(ISBN-13 978-1-594-48950-1, 1-594-489501-5)
(a book review by Mark R. Leeper)

Khaled Hosseini was born in Kabul, Afghanistan, but writes English well with a simple, pure writing style. His first novel was THE KITE RUNNER, a favorite with reading clubs across the United States. That book tells a power story of two boys who are close friends growing up in Kabul. The main character in a moment of cowardice betrays his friend to save himself. It is a sin that he carries with him all his life, eating at him until he reluctantly submits to doing a dangerous and selfless mission to atone in part and to expiate his sin. The boy, like Hosseini himself, left Afghanistan to live in the United States and to write. The character's mission of self-redemption takes him back to an entirely different Kabul under the barbaric rule of the Taliban. The main character is much like Hosseini himself and the book is about the relationships of male friends and of fathers and sons.
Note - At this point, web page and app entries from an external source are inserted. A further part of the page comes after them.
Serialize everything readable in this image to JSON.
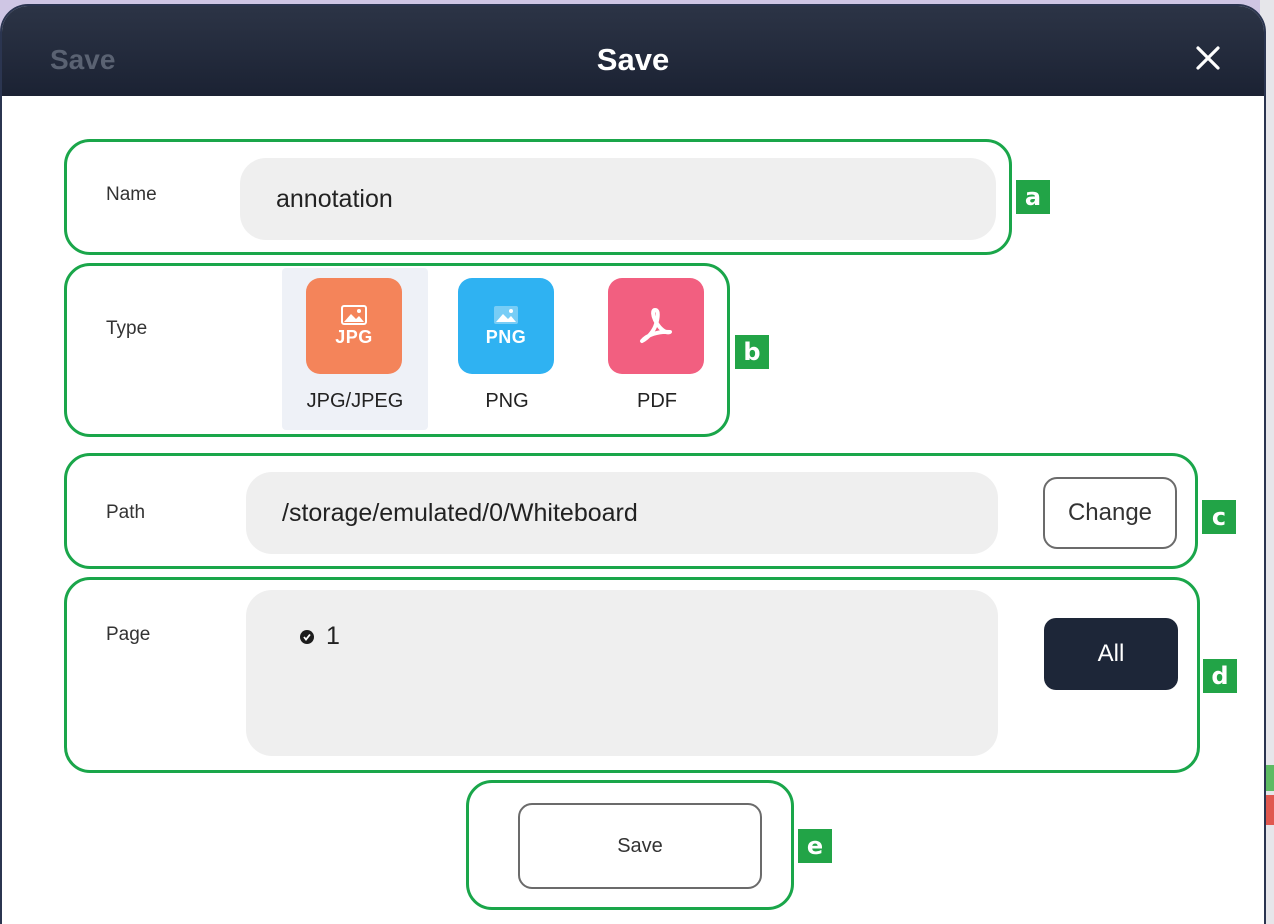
{
  "dialog": {
    "ghost_title": "Save",
    "title": "Save",
    "close_icon": "close-icon"
  },
  "name_row": {
    "label": "Name",
    "value": "annotation"
  },
  "type_row": {
    "label": "Type",
    "options": [
      {
        "caption": "JPG/JPEG",
        "icon_text": "JPG",
        "color": "#f4845a",
        "selected": true,
        "icon": "image-file-icon"
      },
      {
        "caption": "PNG",
        "icon_text": "PNG",
        "color": "#2fb2f2",
        "selected": false,
        "icon": "image-file-icon"
      },
      {
        "caption": "PDF",
        "icon_text": "",
        "color": "#f25f80",
        "selected": false,
        "icon": "pdf-icon"
      }
    ]
  },
  "path_row": {
    "label": "Path",
    "value": "/storage/emulated/0/Whiteboard",
    "change_label": "Change"
  },
  "page_row": {
    "label": "Page",
    "pages": [
      "1"
    ],
    "all_label": "All"
  },
  "save_button": {
    "label": "Save"
  },
  "callouts": {
    "a": "a",
    "b": "b",
    "c": "c",
    "d": "d",
    "e": "e"
  },
  "colors": {
    "titlebar": "#1b2233",
    "highlight": "#1aa64a",
    "tag": "#22a447",
    "all_button": "#1d2638",
    "field_bg": "#efefef"
  }
}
In particular it shows the destructiveness of the Taliban to males. As bad as that is, Hosseini recognizes that the plight of women under the Taliban is far worse. That situation is explored his second novel, A THOUSAND SPLENDID SUNS.

First, the bad news about A THOUSAND SPLENDID SUNS. Because this story is not autobiographical he could tell any story he wanted. He chose an apparently borrowed framework. His story is at base a retelling and amplification of Alice Walker's THE COLOR PURPLE. It is much broadened and the setting is very different, but the situation and even the plot is much the same. Each is the story of a young woman who is forced into a loveless marriage with a much older man who uses her as a slave and as a target for abuse. The situation goes on for years and just when it seems it can get no worse the husband brings another more attractive woman into the household. The two rivals conflict and fight for the number two position in the household until they realize they have more in common than they have differences. The hatred turns to a solid friendship and genuine affection as well as a shared hatred for the offensive husband. They team up against the abusive husband. That plot fits both stories. Its lack of originality is the one demerit of Hosseini's otherwise fine book. Since THE KITE RUNNER was for me a new plot, I would rate that book a little higher. But SUNS is still an engrossing and excellent read. [A small admission here. My knowledge of THE COLOR PURPLE is based on the film. I have not read the book.]

In this novel Mariam was always mistreated as a child because as an illegitimate daughter she was a family embarrassment. At fifteen she is married off to an abusive husband of forty-five, Rasheed. She lives in virtual slavery to the brutish and physically repulsive Rasheed. I do not remember one scene in which Rasheed rises above being a hissable villain. But a new indignity is coming to Mariam.

Rasheed takes a second young wife, Laila, the daughter of a wealthy family who is pregnant by another man, Tariq, who was her true love. Laila receives word that Tariq has been killed in battle and resigned herself to marriage with Rasheed. After many long months of a rocky start Mariam and Laila find a genuine affection for each other. Each helps the other through her difficult situation in the household.

But there are worse things in the woman's lives than Rasheed. We are given a background of the wars in Afghanistan and the two women seem to suffer with each regime change. But when the Taliban take control the situation becomes truly harrowing and nearly unbearable. Women are treated lower than animals. Most medical facilities are male-only. The conditions at the rare and distant women's hospitals are completely barbarous. The descriptions of the "hospital" are nightmarishly the most haunting images of the book.

Both of Hosseini's books will be an education for Americans on the concentrated evil that the Taliban brought to Afghanistan. The first book had a scene of the stadiums in which women are stoned to death in front of large audiences. The newer book has the stadium stonings become an important part of the plot. In that sense the two books dovetail.

Both books are about courage. THE KITE RUNNER also focuses on cowardice, guilt, and responsibility. A THOUSAND SPLENDID SUNS is more about victimization, which perhaps is not so uncommon a theme. Both books are an education in the barbarity of the Taliban and what they have done to Afghan society. Two such books are an impressive start to Hosseini's career.

					Mark R. Leeper
					Copyright 2008 Mark R. Leeper